- Diameter: without hinge and lock, 4.9 cm / with hinge and lock, 5.2 cm
- Height: 7.1 cm Depth: without screws, 1.55 cm / with screws, 1.67 cm
- Weight: with key and chain, 112.2 g / without key and chain, 100.2 g
Age 30 - Warsaw - Poland
Self-taught - Journeyman’s certificate in watchmaking - Warsaw, June 2018
Graduate in physics - Gdarisk University of Technology - September 2021
When did your passion for watchmaking begin?
I wasn’t quite 2 years old when I destroyed my first Cuckoo clock. Eversince then, clocks, watches and tools have never left me.
Where did you learn about watchmaking?
Mainly, I’m self-taught, but my grandfather, and his father and grandfather, were also watchmakers. From time to time, I went to see watchmakers in my hometown, and would ask them questions.
What type of watchmaking exam did you take, and where?
On June 25, 2018, I passed my journeyman exam in Masovian Chamber of Crafts and Entrepreneurship in Warsaw.
What was your first watchmaking achievement? (Or first watch)
I built my first watch in September 2019. It’s a simple chronograph wristwatch based on parts from a pocket watch
About the watch:
Why did you choose these complications?
My father is a seaman. Ever since my childhood, I have liked shining brass marine devices, especially clocks. I wanted to have a small marine chronometer watch that I could put into my pocket, so I decided to make a pocket watch with a tourbillon and detent escapement. For me, precision poising the balance wheel is a challenge, so I used a tourbillon to solve the problem.
How long did it take to create this watch?
About 8 months, 1,000 hours of work in total.
What was your favourite part of making this watch?
It’s hard to say. I think one of my favourite parts of making a watch is its first assembly and first run.
What are the challenges of working on basic machines?
In my opinion, the biggest challenges are self-control and self-discipline.

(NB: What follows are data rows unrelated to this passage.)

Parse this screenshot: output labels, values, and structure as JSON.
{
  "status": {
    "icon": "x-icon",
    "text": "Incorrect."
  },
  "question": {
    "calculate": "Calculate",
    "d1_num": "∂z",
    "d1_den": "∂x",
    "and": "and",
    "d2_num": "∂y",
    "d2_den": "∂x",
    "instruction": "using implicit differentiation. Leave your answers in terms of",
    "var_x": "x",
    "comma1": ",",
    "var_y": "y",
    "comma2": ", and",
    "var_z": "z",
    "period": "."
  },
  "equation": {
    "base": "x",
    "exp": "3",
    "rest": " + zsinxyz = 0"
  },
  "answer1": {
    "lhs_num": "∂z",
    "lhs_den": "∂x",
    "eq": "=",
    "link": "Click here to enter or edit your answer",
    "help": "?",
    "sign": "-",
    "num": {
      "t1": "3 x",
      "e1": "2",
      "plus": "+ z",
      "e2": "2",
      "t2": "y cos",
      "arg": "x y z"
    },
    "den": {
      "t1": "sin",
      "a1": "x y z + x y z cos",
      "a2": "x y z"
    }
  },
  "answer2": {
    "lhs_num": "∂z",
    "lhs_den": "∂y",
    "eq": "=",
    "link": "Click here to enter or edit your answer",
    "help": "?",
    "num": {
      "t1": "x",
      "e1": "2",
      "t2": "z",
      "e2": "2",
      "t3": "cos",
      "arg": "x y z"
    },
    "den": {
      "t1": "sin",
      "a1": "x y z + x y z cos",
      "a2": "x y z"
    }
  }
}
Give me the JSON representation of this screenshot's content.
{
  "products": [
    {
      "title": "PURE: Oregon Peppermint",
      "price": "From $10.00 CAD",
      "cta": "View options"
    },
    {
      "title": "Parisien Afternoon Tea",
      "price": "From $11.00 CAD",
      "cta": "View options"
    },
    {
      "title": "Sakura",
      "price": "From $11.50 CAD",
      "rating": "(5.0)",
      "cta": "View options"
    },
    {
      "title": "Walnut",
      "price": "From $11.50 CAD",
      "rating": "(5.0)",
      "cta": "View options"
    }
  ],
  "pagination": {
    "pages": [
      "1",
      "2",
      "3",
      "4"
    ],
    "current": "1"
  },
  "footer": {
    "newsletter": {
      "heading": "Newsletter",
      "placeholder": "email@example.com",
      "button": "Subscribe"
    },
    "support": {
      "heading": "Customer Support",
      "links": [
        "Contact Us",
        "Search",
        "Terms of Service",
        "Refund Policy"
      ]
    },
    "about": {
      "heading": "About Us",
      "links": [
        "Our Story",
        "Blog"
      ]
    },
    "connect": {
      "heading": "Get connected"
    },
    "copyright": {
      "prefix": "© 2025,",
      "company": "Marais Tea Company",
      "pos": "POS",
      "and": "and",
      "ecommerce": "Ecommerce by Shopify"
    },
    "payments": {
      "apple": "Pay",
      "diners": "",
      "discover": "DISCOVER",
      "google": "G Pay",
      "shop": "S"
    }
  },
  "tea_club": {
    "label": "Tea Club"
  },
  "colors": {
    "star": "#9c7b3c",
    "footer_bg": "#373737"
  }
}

In just a few seconds you can destroy 3 days of work. You have to be very careful and 100% focused on all elements.
Why didn’t you use a CNC machine?
The answer is very easy. I did not use a CNC machine for 2 reasons: first, I think that if we say a watch is “hand made”, it has to be hand made, not made on a CNC machine and hand finished. Otherwise, it would be only hand-finished, and manufactured on a machine. I know many factories do this, but I can’t change that. I would like to point out that I’m not an enemy of mechanisation of production. It’s OK, but we have to be honest. The second reason is CNC machines are extremely accurate and reproducible, so, in my opinion of course, a watch cannot be unique. It can be beautiful, precise, amazing, but not unique. Besides, CNC machines are expensive, and I am not the owner of a large factory.
About the future:
What do you intend to do with this prize?
The diploma will be hung above my workbench. Maybe it’s selfish, but I would like to buy some machines and tools for my workshop, for example a professional Swiss-made jig-borer, a pivot polisher, a bigger precision watchmaker lathe, etc.
What is your aspiration for the next five years?
It’s a good question. I would like to make a pocket watch with a 1-second constant force mechanism. It’s my current project. In the near future, I would like to launch my own manufacture, but I’m not sure that will be possible. One thing IS for sure - I will make watches. Wristwatches, I hope.
More about F.P.Journe Young Talent Competition read here.